Jane got up and again went out the back. Neither Davenport nor Mr. Reed spoke whilst Jane was out back looking for Nelson; they just eyed each other. Jane returned with Nelson a few moments later.
“Hi Mr. Davenport.” Donald had met and spoke with Nelson many times after a good show. Nelson was the head bartender and a very well travelled young man.
“So learning a new language then? Ok try me.”
Donald sighed and spoke again.
“Nelson, I want two tickets for next Tuesday’s showing of Clock in the Sky. God help me that is all I want.”
Nelson listened carefully, chewing the words silently in his mouth, but after a few moments, he shook his head.
“I’ve no idea what he said.”
“Fucking hell!!!” Davenport exploded in rage.
“What about this?” Mr. Reed showed Nelson the form with the scrawled note.
“Not a clue, it looks like Russian or Chinese; I think it is gibberish whatever it is.”
“I’ve had enough,” Mr. Reed announced abruptly. “Mr. Davenport, you are wasting our time; either you speak in plain English, or we’ll have to ask you to leave the premises.”
“I’m not leaving without my fucking tickets!”
“Whatever he’s saying, he’s pretty mad about it,” Nelson said.
“Of course I’m mad; I’m talking to complete morons, absolute fuckwits, no better than apes!”
“Ok it’s time to leave, Mr. Davenport,” Mr. Reed demanded. He moved from behind the desk and grabbed Donald’s arm. Nelson moved around to help. They both grabbed an arm and dragged him towards the old revolving doors.
“This is an outrage. I’m gonna write to the paper about this. You’ll be hearing from me. I‘ll ruin you, you hear me? I’ll sue.”
“Whatever you’re saying Mr. Davenport, I frankly don’t care. I’d prefer you keep away from this theatre for at least a month, or I’ll call the police next time.”
Mr. Reed and Nelson tossed Donald through the doors back out into the rain, which had changed from a light drizzle to a wild downpour.
“You bastards! I’ll be writing to the paper about this. See if I don’t!”
Nelson threw Donald’s briefcase out onto the sidewalk and dusted his hands off.
“Fuckers! You’d have to pay me to come back in there.”
Donald picked up the briefcase and rattled around in his coat pockets for some loose change. He found a couple of quarters and took shelter in the nearby phone booth. He potted the coins in the slot and dialed his home number again. The line rang a few times before his wife Martha answered.

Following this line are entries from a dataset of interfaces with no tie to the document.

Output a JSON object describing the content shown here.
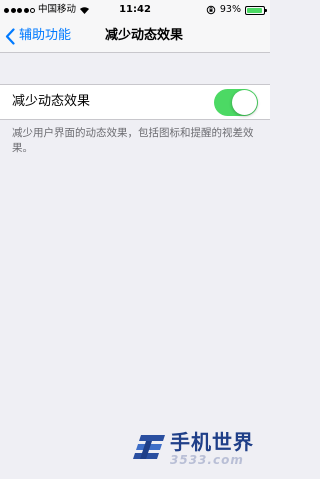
{
  "status_bar": {
    "carrier": "中国移动",
    "time": "11:42",
    "battery_percent": "93%",
    "battery_level": 0.93,
    "signal_bars_filled": 4,
    "signal_bars_total": 5
  },
  "nav": {
    "back_label": "辅助功能",
    "title": "减少动态效果"
  },
  "setting": {
    "label": "减少动态效果",
    "enabled": true,
    "description": "减少用户界面的动态效果，包括图标和提醒的视差效果。"
  },
  "watermark": {
    "title": "手机世界",
    "domain": "3533.com"
  },
  "colors": {
    "accent": "#007aff",
    "toggle_on": "#4cd964",
    "background": "#efeff4",
    "watermark_blue": "#1f3f88"
  }
}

“Hello the Davenport residence, Martha Davenport speaking.”
“Darling you won’t believe what happened to me. I went to get us those tickets for Clock in the Sky. The bastards pretended I was speaking another language. They fucking had the God-given nerve to stand there and pretend to not understand me…”

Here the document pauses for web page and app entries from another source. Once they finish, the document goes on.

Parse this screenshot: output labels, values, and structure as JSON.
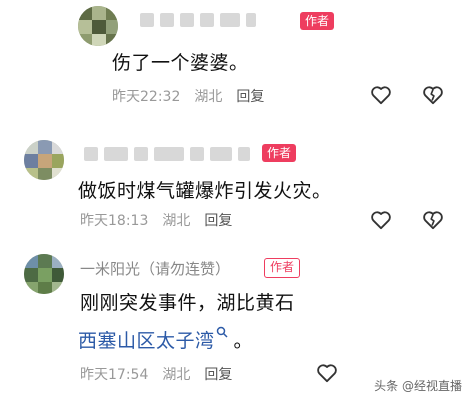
{
  "comments": [
    {
      "name": "",
      "badge": "作者",
      "text": "伤了一个婆婆。",
      "time": "昨天22:32",
      "location": "湖北",
      "reply": "回复"
    },
    {
      "name": "",
      "badge": "作者",
      "text": "做饭时煤气罐爆炸引发火灾。",
      "time": "昨天18:13",
      "location": "湖北",
      "reply": "回复"
    },
    {
      "name": "一米阳光（请勿连赞）",
      "badge": "作者",
      "text_line1": "刚刚突发事件，湖比黄石",
      "text_link": "西塞山区太子湾",
      "text_end": "。",
      "time": "昨天17:54",
      "location": "湖北",
      "reply": "回复"
    }
  ],
  "icons": {
    "like": "heart-outline-icon",
    "dislike": "broken-heart-icon",
    "search": "search-icon"
  },
  "colors": {
    "badge": "#ee3d5f",
    "link": "#2c5aa7",
    "meta": "#999999"
  },
  "watermark": "头条 @经视直播"
}
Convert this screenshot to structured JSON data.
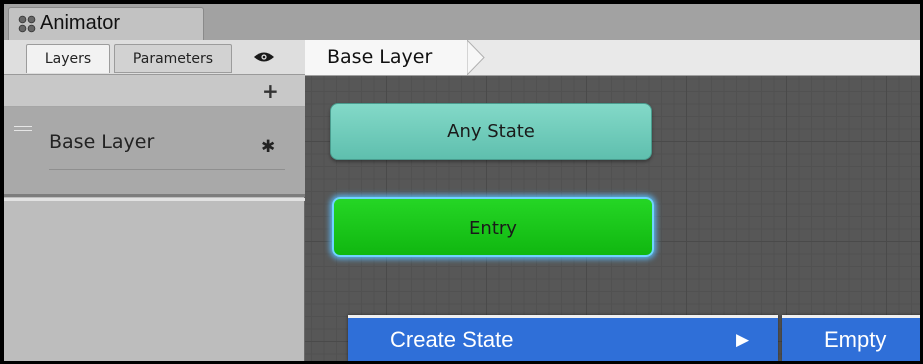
{
  "window": {
    "title": "Animator",
    "icon": "animator-icon"
  },
  "left_panel": {
    "tabs": [
      {
        "label": "Layers",
        "active": true
      },
      {
        "label": "Parameters",
        "active": false
      }
    ],
    "visibility_icon": "eye-icon",
    "add_icon": "plus-icon",
    "add_symbol": "+",
    "layers": [
      {
        "name": "Base Layer",
        "settings_icon": "gear-icon",
        "settings_symbol": "✱"
      }
    ]
  },
  "graph": {
    "breadcrumb": "Base Layer",
    "states": [
      {
        "label": "Any State",
        "color": "#6fcbb9"
      },
      {
        "label": "Entry",
        "color": "#1cc71c"
      }
    ]
  },
  "context_menu": {
    "items": [
      {
        "label": "Create State",
        "arrow": "▶",
        "highlighted": true
      }
    ],
    "submenu": [
      {
        "label": "Empty",
        "highlighted": true
      }
    ],
    "highlight_color": "#2f6fd8"
  }
}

“Excuse me,” came the voice on the other end cutting Donald off. “I’m sorry, but I think you’ve got the wrong number.”
Donald wiped his wet face with his sleeve and rubbed his temple; he closed his eyes tightly, tighter than ever. He let out a huge exhaustive breath.
“Martha, it’s me honey; it’s Donald, Donald Davenport, your husband.” There was only a moment’s pause on the other end.
“Hello, yes I’m sorry, but you’ve dialed America; you‘ve come through to the United States of America; you’ve got the wrong number I’m afraid. I don’t speak your language.”
Donald Davenport rubbed his eyes, which were now filling with tears and took a deep breath. With his throat choked up and taut, he tried to push his meek voice out.
“Martha, it’s me; it’s Donald…it’s…” He began to sob, no longer able to speak.
“I’m sorry, but I can’t understand you; I don’t speak your language. I’m very sorry. I’m putting the phone down now. Goodbye.”
The phone clicked off leaving Donald Davenport alone in the phone booth. He slowly crumbled to the ground. He curled up in a fetal position, the only way to lie down inside the tight confines of a phone booth. He felt his body convulse as he broke down into uncontrollable tears. What did it all mean? Why was he no longer understood? What would become of his life? He let out a whimpering whisper, barely able to break out of his dry and tight throat.
His tears mixed with the rain.
Stephen Lee Naish’s writing has appeared in The Quietus, Everyday Analysis, Empty Mirror, Gadfly, Scholardarity, and many other publications. His first book, U.ESS.AY: Politics and Humanity in American Film was published by Zer0 books. He lives in Kingston, Ontario, Canada.